So, now that we’ve got that out of the way, the gameplay consists primarily of two sequences. The cutscenes utilise QTEs for gameplay using the analog sticks and face buttons with Triangle / Y being your heavy attack. The game, and story, is very much like a shōnen anime with large action set pieces so while having to do QTEs sounds boring, it kind of adds to the feeling that you’re still controlling Asura in the cutscenes. The most obvious example of this would be his heavy attacks. Whenever Asura goes in for a big hit, a circle encloses the heavy attack button and the closer your timing, the higher your sync rate. If you manage to hit it perfectly, it feels like you’re adding a lot of “Ooomph” that you can feel through the controller vibration to the scenes playing out on screen. It’s kind of hard to explain but if you get a chance to play it, that’s really the best way to understand it. It’s not all QTEs though, just during cutscenes. There are also the actual battles which are your average action brawler affair. The aim of the battles is to fill your Burst Meter by countering attacks and landing big attacks of your own. Once that’s full, triggering the Burst Meter will, in most cases, lead into a cutscene with the mechanics I just mentioned before resulting in large hits that just wouldn’t feel as weighty if they were done through button mashing.

As for the DLC I brought up earlier, yes, this was indeed an ending to the game released for buckaroos in a time when Capcom were in the spotlight for their shady practices of selling DLC which was just content already on disc but locked off to the paying customer. For the longest time, I thought that Asura’s Wrath was the same. It seems however, that CyberConnect2 actually cared too much and ran out of disc space! Yes, they actually packed that much content on the disc that they actually ran out of room for the entirety of the 4th act. I want to make it clear however that the game wraps up alright if decide not to purchase the optional DLC. There is the normal ending and then the “true” ending which is the only ending of the two that hints at there being more to the story. I have to admit the true ending was disappointing in that it’s exactly the same battle as Episode 18 but the end cutscene continues on. You just end up redoing the normal end episode, battle and all for not much more content and even then, it just ends with a lead up to “But that’s a story for another time” being the DLC. There are also two “lost” episodes which I did feel a bit uneasy about but much to my surprise, they weren’t just short levels or another interlude but actual anime that CyberConnect2 must have commissioned that has the normal cutscene QTEs overlaid.
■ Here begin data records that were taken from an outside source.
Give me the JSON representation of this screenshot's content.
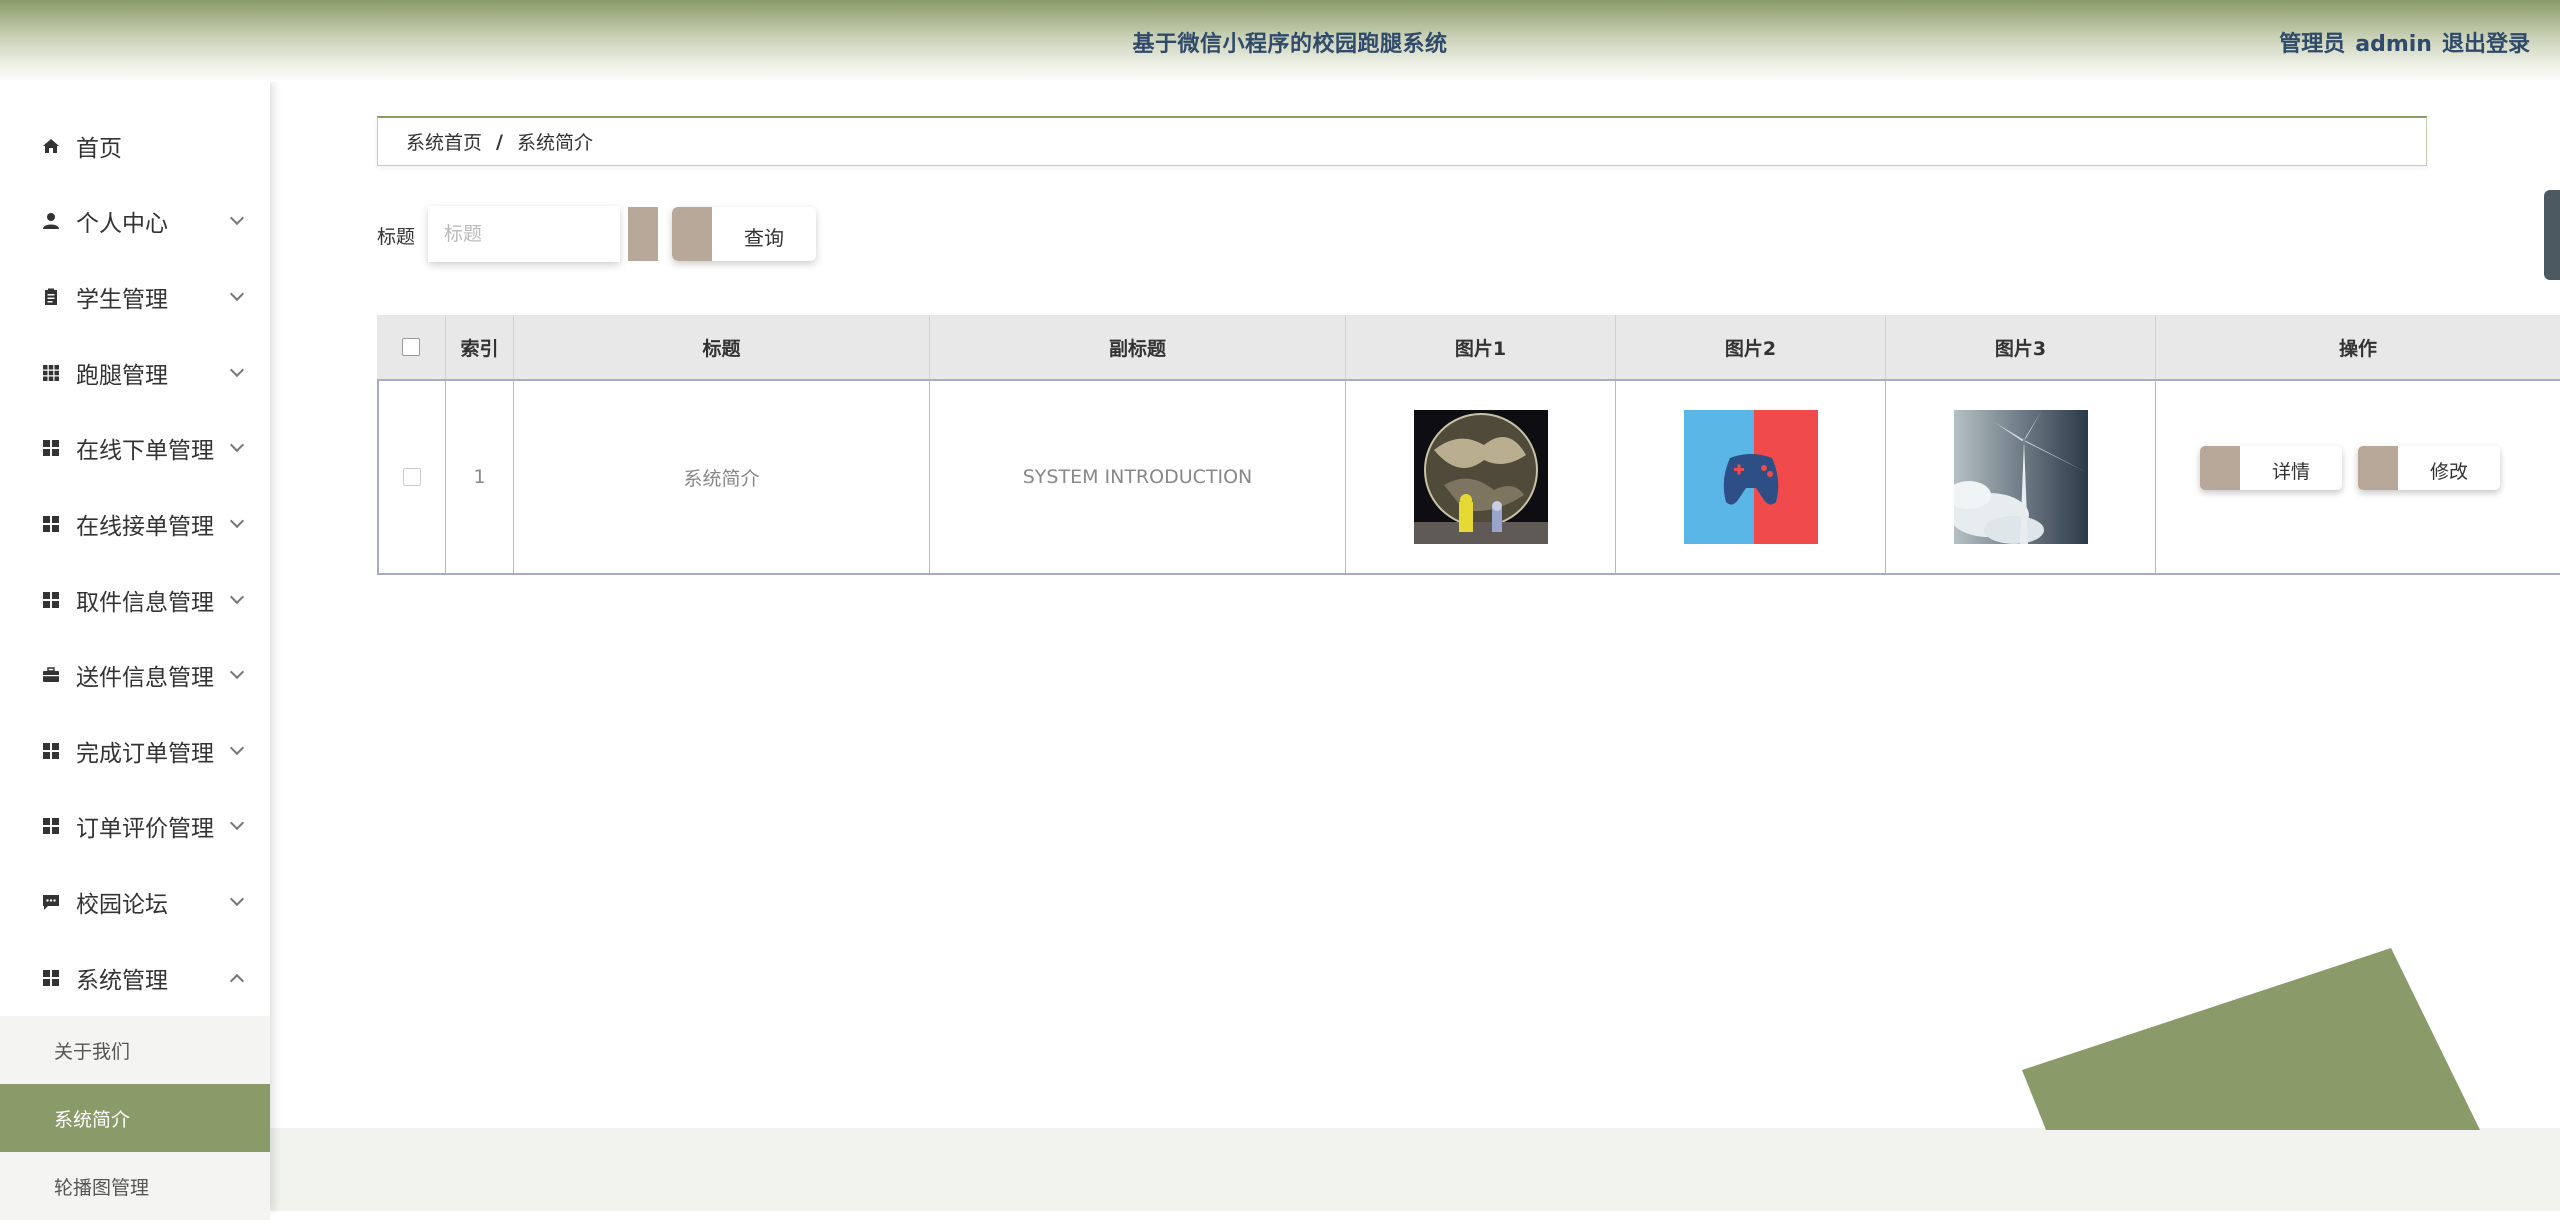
{
  "header": {
    "title": "基于微信小程序的校园跑腿系统",
    "role": "管理员",
    "username": "admin",
    "logout": "退出登录"
  },
  "sidebar": {
    "items": [
      {
        "label": "首页",
        "icon": "home-icon"
      },
      {
        "label": "个人中心",
        "icon": "person-icon"
      },
      {
        "label": "学生管理",
        "icon": "clipboard-icon"
      },
      {
        "label": "跑腿管理",
        "icon": "grid9-icon"
      },
      {
        "label": "在线下单管理",
        "icon": "grid4-icon"
      },
      {
        "label": "在线接单管理",
        "icon": "grid4-icon"
      },
      {
        "label": "取件信息管理",
        "icon": "grid4-icon"
      },
      {
        "label": "送件信息管理",
        "icon": "briefcase-icon"
      },
      {
        "label": "完成订单管理",
        "icon": "grid4-icon"
      },
      {
        "label": "订单评价管理",
        "icon": "grid4-icon"
      },
      {
        "label": "校园论坛",
        "icon": "chat-icon"
      },
      {
        "label": "系统管理",
        "icon": "grid4-icon"
      }
    ],
    "subitems": [
      {
        "label": "关于我们"
      },
      {
        "label": "系统简介"
      },
      {
        "label": "轮播图管理"
      }
    ]
  },
  "breadcrumb": {
    "home": "系统首页",
    "separator": "/",
    "current": "系统简介"
  },
  "search": {
    "label": "标题",
    "placeholder": "标题",
    "button": "查询"
  },
  "table": {
    "headers": {
      "index": "索引",
      "title": "标题",
      "subtitle": "副标题",
      "pic1": "图片1",
      "pic2": "图片2",
      "pic3": "图片3",
      "actions": "操作"
    },
    "rows": [
      {
        "index": "1",
        "title": "系统简介",
        "subtitle": "SYSTEM INTRODUCTION",
        "detail": "详情",
        "edit": "修改"
      }
    ]
  },
  "colors": {
    "accent": "#8a9a68",
    "button_accent": "#b8a89a",
    "header_text": "#2f4a6a"
  }
}
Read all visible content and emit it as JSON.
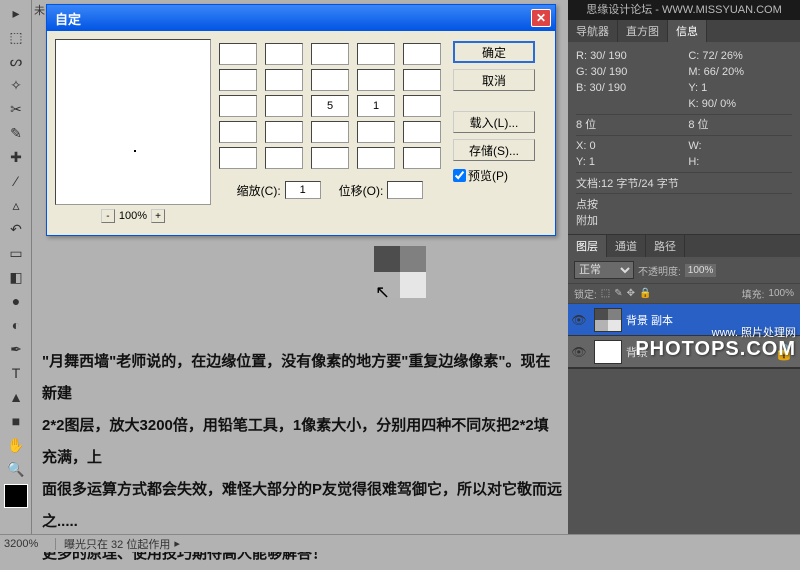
{
  "brand_top": "思缘设计论坛 - WWW.MISSYUAN.COM",
  "doc_tab_prefix": "未",
  "dialog": {
    "title": "自定",
    "ok": "确定",
    "cancel": "取消",
    "load": "载入(L)...",
    "save": "存储(S)...",
    "preview": "预览(P)",
    "zoom": "100%",
    "scale_label": "缩放(C):",
    "scale_value": "1",
    "offset_label": "位移(O):",
    "offset_value": "",
    "cells": [
      "",
      "",
      "",
      "",
      "",
      "",
      "",
      "",
      "",
      "",
      "",
      "",
      "5",
      "1",
      "",
      "",
      "",
      "",
      "",
      "",
      "",
      "",
      "",
      "",
      ""
    ]
  },
  "info_tabs": {
    "nav": "导航器",
    "hist": "直方图",
    "info": "信息"
  },
  "info": {
    "R": "30/ 190",
    "G": "30/ 190",
    "B": "30/ 190",
    "C": "72/  26%",
    "M": "66/  20%",
    "Y": "1",
    "K": "90/    0%",
    "bits_l": "8 位",
    "bits_r": "8 位",
    "X": "0",
    "W": "",
    "H": "",
    "doc": "文档:12 字节/24 字节",
    "hint1": "点按",
    "hint2": "附加"
  },
  "layer_tabs": {
    "layer": "图层",
    "channel": "通道",
    "path": "路径"
  },
  "layers_panel": {
    "mode": "正常",
    "opacity_label": "不透明度:",
    "opacity": "100%",
    "lock_label": "锁定:",
    "fill_label": "填充:",
    "fill": "100%"
  },
  "layers": [
    {
      "name": "背景 副本",
      "selected": true
    },
    {
      "name": "背景",
      "selected": false
    }
  ],
  "watermark": {
    "line1": "www.",
    "line2": "照片处理网",
    "line3": "PHOTOPS.COM"
  },
  "article": {
    "p1": "\"月舞西墙\"老师说的，在边缘位置，没有像素的地方要\"重复边缘像素\"。现在新建",
    "p2": "2*2图层，放大3200倍，用铅笔工具，1像素大小，分别用四种不同灰把2*2填充满，上",
    "p3": "面很多运算方式都会失效，难怪大部分的P友觉得很难驾御它，所以对它敬而远之.....",
    "p4": "更多的原理、使用技巧期待高人能够解答！"
  },
  "status": {
    "zoom": "3200%",
    "msg": "曝光只在 32 位起作用"
  },
  "tools": [
    "▸",
    "□",
    "◫",
    "✎",
    "◌",
    "✂",
    "✚",
    "▤",
    "✦",
    "◔",
    "▭",
    "⌫",
    "◧",
    "●",
    "◐",
    "A",
    "T",
    "▲",
    "▦",
    "✋",
    "🔍"
  ]
}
I enjoyed the first of the two more myself. The second looks much nicer visually than the first but only due to the fact that the first consists of Asura fighting tens of thousands of enemies so I can’t blame the animation for being a bit sketchy in places.

I can’t really say I blame CyberConnect2 for releasing Act 4 as DLC. This entire project was very much experimental and the sales reflect that. In the 2 years since release, it only just barely passed 500K units moved which really makes me sad. I’m guessing the IP will just be thrown back in the vault while Capcom pumps out more Street Fighter or whatever it is they’re doing nowdays. I think that if I were ever asked to compile a list of my top 10 favourite anime, I’d genuinely consider having Asura’s Wrath on that list despite the fact that it’s marketed and sold as a videogame first. It has everything I didn’t realise I wanted, from the gigantic enemies to the intriguing mix of religious imagery with science fiction right up to the insane levels of action that just kept me hooked for the entire playthrough. It’s definitely a game that a lot of people likely just won’t enjoy due to the gameplay but gosh darnit Capcom, all I want for Christmas is Asura’s Wrath 2 or at least a PC port

P.S. Check the download store for the platform of your choice, whether PS3 or Xbox 360 for a downloadable demo. Both fights give a good sense of the action in the game but also should be a good decider as to whether or not you like the gameplay.

Developer: CyberConnect2
Publisher: Capcom
Released in 2012
Platforms: Playstation 3 and Xbox 360